The Union Cabinet today approved the setting up of a National Anti-profiteering Authority under the Goods and Services Tax, as it seeks to ensure that consumers get the benefit of reduced prices under the new indirect tax regime.
Union Minister Ravi Shankar Prasad said that currently there are only 50 items which attract the highest tax of 28 percent under the GST regime and the rates on many items have been cut to 5 percent as well.
“The National Anti-Profiteering Authority is an assurance to consumers of India. If any consumer feels that the benefit of tax rate cut is not being passed on, then he can complaint to the authority,” Prasad told reporters after the Cabinet meeting.
This reflects the government’s full commitment to take all possible steps to ensure that the benefits of GST implementation are being transferred to the common man, the minister said.
The approval by the Cabinet paves way for immediate establishment of the apex body, which is mandated to ensure that the benefits of GST rate reduction is passed on to consumers.
The GST Council, chaired by the Union Finance Minister, comprising state counterparts, had last week decided to slash tax rates of over 200 items in the GST regime as well as lowered tax rates on AC and non-AC restaurants to 5 percent.
The Council had earlier approved the setting up of a five- member National Anti-Profiteering Authority to enable consumers to file complaint in case price reduction is not passed on.
A five-member committee, headed by Cabinet Secretary PK Sinha, comprising Revenue Secretary Hasmukh Adhia, CBEC Chairman Vanaja Sarna and chief secretaries from two states, has been entrusted to finalise the chairman and members of the authority.
The authority will have a sunset date of two years from the date on which the chairman assumes charge. The chairman and the four members of the authority have to be less than 62 years.
As per the structure of the anti-profiteering mechanism in the GST regime, complaints of local nature will be first sent to the state-level ‘screening committee’, while those of national level will be marked for the ‘Standing Committee.’

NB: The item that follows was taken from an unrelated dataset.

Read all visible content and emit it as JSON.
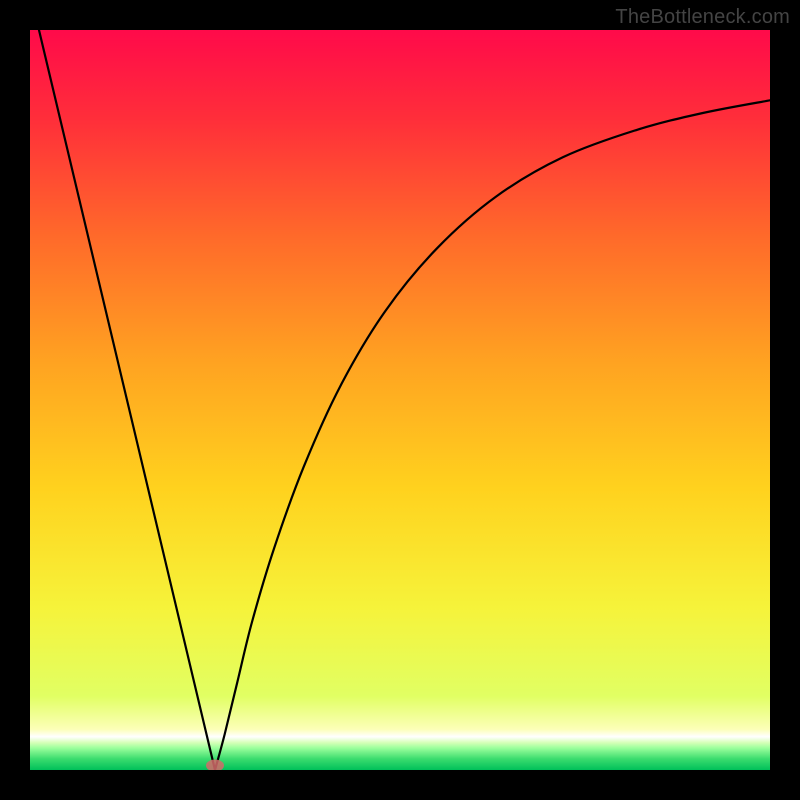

If the complaints have merit, the respective committees would refer the cases for further investigation to the Directorate General of Safeguards. The DG Safeguards would generally take about three months to complete the investigation and send the report to the anti-profiteering authority.
If the authority finds that a company has not passed on GST benefits, it will either direct the entity to pass on the benefits to consumers or if the beneficiary cannot be identified, it will ask the company to transfer the amount to the ‘consumer welfare fund’ within a specified timeline.
The authority will have the power to cancel registration of any entity or business if it fails to pass on to consumers the benefit of lower taxes under the GST regime, but it would probably be the last step against any violator.
According to the anti-profiteering rules, the authority will suggest return of the undue profit earned from not passing on the reduction in incidence of tax to consumers along with an 18 percent interest, and also impose penalty.